The National Pool Industry Research Center is expanding its facility to broaden the testing it can offer.

This new phase involves adding a free-standing swimming pool to the current setup, which will allow NPIRC to take on more research projects, or protocols.

“We want to enhance the scope of research that is done there,” says Greg Garrett, chairman of NPIRC’s Advisory Board. “We’re getting more and more requests for independent research that can’t be done because of the way our existing pools are configured.”

The center was established in 2003 on the campus of California Polytechnic State University, San Luis Obispo and includes 12 pools, two spas and two pool/spa combinations.

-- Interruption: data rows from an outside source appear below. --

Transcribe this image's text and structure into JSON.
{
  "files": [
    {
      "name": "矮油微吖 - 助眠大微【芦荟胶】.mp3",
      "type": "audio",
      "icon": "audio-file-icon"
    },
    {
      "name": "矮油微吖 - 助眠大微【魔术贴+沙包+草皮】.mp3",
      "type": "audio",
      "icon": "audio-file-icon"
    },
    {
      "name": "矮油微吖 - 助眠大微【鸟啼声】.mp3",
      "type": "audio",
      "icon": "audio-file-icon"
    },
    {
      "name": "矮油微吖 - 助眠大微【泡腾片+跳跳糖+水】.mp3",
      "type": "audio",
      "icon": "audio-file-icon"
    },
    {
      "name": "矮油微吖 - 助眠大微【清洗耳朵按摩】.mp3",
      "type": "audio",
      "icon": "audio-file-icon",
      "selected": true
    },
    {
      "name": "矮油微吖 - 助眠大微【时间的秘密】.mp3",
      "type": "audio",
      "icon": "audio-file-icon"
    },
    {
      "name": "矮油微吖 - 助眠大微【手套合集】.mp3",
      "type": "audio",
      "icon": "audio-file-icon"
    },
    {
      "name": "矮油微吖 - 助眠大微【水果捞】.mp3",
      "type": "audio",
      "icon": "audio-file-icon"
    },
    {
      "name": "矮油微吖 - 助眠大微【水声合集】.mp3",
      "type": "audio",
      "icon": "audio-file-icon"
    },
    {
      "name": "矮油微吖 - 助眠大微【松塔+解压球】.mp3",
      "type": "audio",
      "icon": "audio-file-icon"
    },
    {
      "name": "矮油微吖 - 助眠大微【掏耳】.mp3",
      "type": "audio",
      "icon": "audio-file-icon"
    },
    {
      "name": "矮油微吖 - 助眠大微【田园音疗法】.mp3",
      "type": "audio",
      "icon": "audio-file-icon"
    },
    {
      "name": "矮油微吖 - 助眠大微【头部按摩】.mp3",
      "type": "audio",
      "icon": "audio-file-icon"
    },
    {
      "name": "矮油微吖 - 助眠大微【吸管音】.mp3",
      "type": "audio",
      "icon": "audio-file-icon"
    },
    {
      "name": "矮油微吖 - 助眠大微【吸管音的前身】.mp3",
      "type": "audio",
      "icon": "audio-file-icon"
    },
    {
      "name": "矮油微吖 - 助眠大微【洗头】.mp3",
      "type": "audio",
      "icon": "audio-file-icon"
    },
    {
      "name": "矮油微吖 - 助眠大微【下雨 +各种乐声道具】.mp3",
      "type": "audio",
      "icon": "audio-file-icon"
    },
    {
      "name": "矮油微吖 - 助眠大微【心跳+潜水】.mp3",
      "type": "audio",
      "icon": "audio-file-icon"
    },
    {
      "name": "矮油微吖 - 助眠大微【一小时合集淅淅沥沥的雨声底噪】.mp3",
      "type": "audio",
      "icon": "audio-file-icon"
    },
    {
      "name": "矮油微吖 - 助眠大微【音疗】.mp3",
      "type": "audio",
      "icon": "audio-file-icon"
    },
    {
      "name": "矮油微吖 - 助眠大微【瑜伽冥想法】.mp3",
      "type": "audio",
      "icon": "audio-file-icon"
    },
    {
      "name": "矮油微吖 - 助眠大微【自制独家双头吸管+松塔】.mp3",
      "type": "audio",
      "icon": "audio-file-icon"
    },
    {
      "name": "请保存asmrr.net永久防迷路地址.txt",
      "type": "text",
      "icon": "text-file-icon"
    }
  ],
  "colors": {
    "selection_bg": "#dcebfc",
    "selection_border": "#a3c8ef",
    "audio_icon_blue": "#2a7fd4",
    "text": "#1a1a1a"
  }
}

The expansion also will enable certain types of studies to be completed that currently aren’t possible with the original pools, which were built inground and share walls.

The center itself and most testing to date have been funded by the National Plasterers Council. Because of this, the original pools were built primarily to test finishing materials and the chemistry that affects them. With the new vessel, other parts of the industry can be served.

“I believe we will become the research institute for the entire swimming pool industry,” says Damian Kachlakev, director of NPIRC and a professor of civil engineering at Cal Poly. “I believe this is good for everybody.”

The center already is headed in that direction as it prepares to embark on a research project for the Independent Pool & Spa Service Association. The study hasn’t started, so Kachlakev couldn’t discuss the details.

One main objective for the new pool is enabling it to accommodate manufacturers that have requested testing of their hydraulic components. NPIRC plans to construct the new vessel so that many of its hydraulic elements can be removed and replaced.

“The current pools are all shotcreted in place, so they don’t really have the configuration to do that, unless you jackhammer and tear up structures,” Garrett says.

To accomplish this, the NPIRC board expects the new vessel to sit above the ground, with much or all of the plumbing exposed.

Additionally, Garrett says, the pool will probably have at least one vanishing edge, so various finishing materials and waterproofing membranes can be tested simultaneously for long-term adhesion.

NPIRC officials also are planning a hot tub chamber for testing the efficiency of spas, which the group hopes to have completed by the end of the year.

“[We’re envisioning something] the size of a small room,” Kachlakev says. “The idea is to separate the spa from the external environment and measure the energy exchange between this controlled environment inside the chamber and outside.”

Looking beyond this expansion, Kachlakev says NPIRC may grow in the future to accommodate, among other things, studies to find ways to use home air-conditioning units to heat pools and pool water to cool homes. This research most likely would be funded by energy companies or government agencies, he adds.